A brain tumor is considered. The management of intracranial MPNSTs is therefore firstly surgical. Gross total resection of intracranial MPNST has been shown to significantly influence overall survival The treatment goal should be complete surgical tumor resection with preservation of neurological function.
However, as MPNSTs can extend considerably along nerves and Cited by: The generally available radiological imaging methods capable of detecting intracranial tumours are usually divided into the benign and only minimally invasive (plain X-rays, computed tomography (CT), isotope scanning, and ultrasonography) and the more unpleasant and invasive (angiography, encephalography, and ventriculography).Cited by: 2.
(See "Incidence of primary brain tumors" and "Epidemiology, pathology, clinical features, and diagnosis of meningioma".) The frequency of various tumor types and grades varies by age group.
In adolescents and young adults, primary brain tumors are more common than metastatic tumors, and among primary brain tumors, low-grade gliomas predominate.
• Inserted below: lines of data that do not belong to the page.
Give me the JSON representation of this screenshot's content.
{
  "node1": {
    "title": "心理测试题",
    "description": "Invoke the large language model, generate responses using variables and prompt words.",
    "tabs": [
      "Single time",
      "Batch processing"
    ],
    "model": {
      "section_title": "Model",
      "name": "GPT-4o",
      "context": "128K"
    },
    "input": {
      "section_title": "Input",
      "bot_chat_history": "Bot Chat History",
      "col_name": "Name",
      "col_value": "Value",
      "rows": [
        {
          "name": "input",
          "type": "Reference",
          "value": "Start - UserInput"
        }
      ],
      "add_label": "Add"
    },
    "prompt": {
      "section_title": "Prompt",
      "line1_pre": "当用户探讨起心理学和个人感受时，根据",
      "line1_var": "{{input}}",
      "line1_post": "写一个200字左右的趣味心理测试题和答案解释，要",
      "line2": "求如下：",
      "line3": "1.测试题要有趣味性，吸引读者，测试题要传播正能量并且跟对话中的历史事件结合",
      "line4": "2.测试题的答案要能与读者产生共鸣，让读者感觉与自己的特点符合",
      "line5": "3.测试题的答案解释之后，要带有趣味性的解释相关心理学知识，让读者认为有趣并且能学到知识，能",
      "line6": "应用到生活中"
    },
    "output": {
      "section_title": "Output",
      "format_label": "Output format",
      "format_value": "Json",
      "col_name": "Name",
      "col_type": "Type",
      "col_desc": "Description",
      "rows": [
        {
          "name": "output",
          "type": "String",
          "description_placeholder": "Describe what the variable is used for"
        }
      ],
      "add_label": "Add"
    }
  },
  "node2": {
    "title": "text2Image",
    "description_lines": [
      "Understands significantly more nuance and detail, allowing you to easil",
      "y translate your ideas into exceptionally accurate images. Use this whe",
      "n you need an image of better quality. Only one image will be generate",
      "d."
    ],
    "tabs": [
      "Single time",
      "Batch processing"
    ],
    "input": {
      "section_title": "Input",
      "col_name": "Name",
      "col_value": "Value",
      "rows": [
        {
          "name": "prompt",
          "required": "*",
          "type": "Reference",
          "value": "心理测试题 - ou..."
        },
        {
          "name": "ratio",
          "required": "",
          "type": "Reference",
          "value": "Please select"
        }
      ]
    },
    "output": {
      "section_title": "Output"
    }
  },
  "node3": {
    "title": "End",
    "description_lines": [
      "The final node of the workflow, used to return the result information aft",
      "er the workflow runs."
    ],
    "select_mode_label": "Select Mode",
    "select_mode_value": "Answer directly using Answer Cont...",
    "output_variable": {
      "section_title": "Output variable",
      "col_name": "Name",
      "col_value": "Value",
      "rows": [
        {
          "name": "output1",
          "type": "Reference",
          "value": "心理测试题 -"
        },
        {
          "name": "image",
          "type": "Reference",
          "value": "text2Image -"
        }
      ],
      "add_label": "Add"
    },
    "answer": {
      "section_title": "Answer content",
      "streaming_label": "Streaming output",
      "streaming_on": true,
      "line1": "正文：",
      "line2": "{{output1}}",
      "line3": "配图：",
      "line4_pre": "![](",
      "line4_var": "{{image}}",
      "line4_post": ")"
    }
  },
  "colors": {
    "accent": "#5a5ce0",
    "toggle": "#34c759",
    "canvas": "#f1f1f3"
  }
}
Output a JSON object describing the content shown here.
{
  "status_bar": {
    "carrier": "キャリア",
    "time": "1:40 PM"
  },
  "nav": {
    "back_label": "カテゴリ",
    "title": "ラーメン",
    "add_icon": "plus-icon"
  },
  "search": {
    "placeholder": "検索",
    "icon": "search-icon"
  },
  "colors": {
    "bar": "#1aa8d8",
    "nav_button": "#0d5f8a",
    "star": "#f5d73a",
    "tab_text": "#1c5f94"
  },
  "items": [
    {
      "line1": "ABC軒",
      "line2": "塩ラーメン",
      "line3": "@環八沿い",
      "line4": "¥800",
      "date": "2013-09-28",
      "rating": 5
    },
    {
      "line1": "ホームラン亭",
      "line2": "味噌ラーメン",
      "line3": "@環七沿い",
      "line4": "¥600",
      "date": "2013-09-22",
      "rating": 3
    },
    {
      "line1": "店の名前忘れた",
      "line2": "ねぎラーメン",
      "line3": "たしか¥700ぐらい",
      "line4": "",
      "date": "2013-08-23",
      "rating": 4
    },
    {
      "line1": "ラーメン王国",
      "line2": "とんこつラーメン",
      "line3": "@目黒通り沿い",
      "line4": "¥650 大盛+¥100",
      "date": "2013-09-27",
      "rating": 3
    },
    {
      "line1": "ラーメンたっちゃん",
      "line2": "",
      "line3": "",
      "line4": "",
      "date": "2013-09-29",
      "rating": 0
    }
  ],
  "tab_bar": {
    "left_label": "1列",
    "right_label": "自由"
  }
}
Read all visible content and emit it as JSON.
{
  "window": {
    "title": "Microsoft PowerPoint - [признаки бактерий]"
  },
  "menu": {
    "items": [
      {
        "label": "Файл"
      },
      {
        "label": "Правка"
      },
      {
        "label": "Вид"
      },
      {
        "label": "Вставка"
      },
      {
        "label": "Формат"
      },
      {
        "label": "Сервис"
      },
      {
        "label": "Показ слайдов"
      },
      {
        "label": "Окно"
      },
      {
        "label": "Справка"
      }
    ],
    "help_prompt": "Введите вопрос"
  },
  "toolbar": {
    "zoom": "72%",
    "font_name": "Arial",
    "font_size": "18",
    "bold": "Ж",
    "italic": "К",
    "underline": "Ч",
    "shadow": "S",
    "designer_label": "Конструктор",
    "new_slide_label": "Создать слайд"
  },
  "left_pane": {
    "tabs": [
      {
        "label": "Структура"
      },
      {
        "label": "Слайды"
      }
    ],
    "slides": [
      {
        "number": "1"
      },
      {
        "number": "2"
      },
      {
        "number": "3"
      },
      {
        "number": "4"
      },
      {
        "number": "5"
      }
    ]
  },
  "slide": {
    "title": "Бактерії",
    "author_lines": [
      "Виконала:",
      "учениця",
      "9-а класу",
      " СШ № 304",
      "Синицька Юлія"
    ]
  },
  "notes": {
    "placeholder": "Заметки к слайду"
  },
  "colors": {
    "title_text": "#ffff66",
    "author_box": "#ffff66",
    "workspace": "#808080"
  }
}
Eversden ID. Modifications to a miniature pressure transducer for the measurement of intracranial pressure.
Med Biol Eng. Mar; 8 (2)– Richardson A, Hide TA, Eversden ID. Long-term continuous intracranial-pressure monitoring by means of a modified subdural pressure transducer. Lancet. Oct 3; 2 ()–Author: Alan Richardson, Ian Eversden, Charles Sternbergh.Primary intracranial tumors of the brain structures, including meninges, are rare with an overall five-year survival rate of %; they are collectively called primary brain by: Radiological Investigations in Intracranial Tumours.
Plain radiographic findings in brain tumours are of historical interest and may show signs of raised intracranial pressure (such as erosion of the lamina dura of the dorsum sellae, or a ‘J-shaped’ sella), tumour calcification or enlargement of middle meningeal artery grooves in meningiomas.